[Web page and app entries]
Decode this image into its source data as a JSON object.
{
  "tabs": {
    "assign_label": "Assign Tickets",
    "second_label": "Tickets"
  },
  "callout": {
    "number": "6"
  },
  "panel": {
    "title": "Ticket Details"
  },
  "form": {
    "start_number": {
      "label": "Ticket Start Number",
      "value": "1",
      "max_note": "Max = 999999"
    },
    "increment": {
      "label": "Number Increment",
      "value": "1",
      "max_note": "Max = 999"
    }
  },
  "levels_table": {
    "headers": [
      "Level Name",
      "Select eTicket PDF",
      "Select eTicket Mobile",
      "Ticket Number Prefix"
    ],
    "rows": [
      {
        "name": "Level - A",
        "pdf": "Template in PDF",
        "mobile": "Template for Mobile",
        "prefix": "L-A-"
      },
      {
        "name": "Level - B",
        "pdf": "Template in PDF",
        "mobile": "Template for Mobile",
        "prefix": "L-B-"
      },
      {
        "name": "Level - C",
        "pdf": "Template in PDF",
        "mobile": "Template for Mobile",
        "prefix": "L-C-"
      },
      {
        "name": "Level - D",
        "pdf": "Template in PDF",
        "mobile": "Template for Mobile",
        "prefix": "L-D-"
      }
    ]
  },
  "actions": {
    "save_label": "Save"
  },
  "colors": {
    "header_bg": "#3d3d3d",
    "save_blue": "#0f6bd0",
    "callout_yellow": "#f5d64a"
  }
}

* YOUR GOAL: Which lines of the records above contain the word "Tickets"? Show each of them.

* ANSWER TO THIS TASK:
    "assign_label": "Assign Tickets",
    "second_label": "Tickets"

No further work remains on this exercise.